There was another fault of American propaganda from New York [Voice of America broadcast from New York until 1954] that we strove to overcome with just as little success—a fault that can only be described as the emigre imprint. The Office of War Information, like the British propaganda agencies, had been quick to hire talented refugees from the lands overrun by Hitler and Mussolini. These exiles brought with them priceless gifts—linguistic skill, knowledge of national characteristics and customs, journalistic training. I came to know many of them and found them animated for the most part by a sincere desire to carry out the propaganda program of the United States government. But unfortunately some of them had brought with them passions and political convictions which sometimes proved too much for their good intentions.
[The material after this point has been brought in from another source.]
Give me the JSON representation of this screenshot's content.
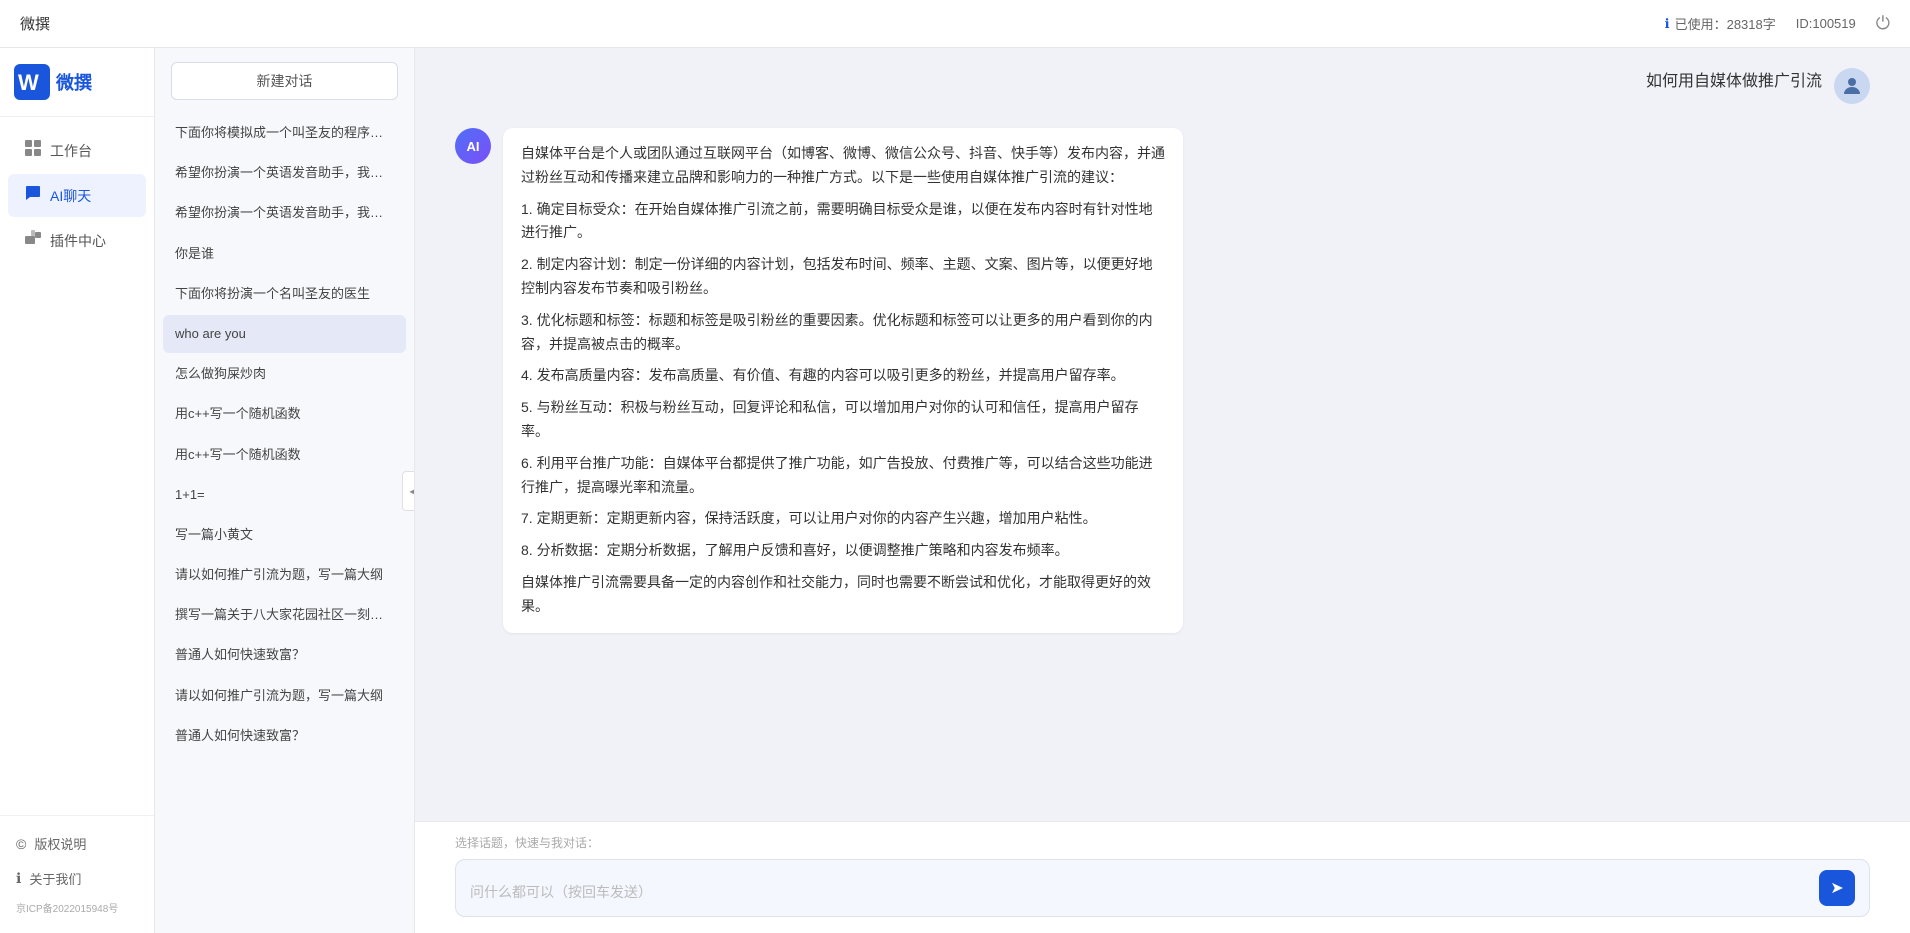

There were indeed times when they used the American radio to wage polemical battles in which the United States had no interest.Wallace Carroll, Persuade or Perish (Boston: Houghton Mifflin Company, 1948), 132-133.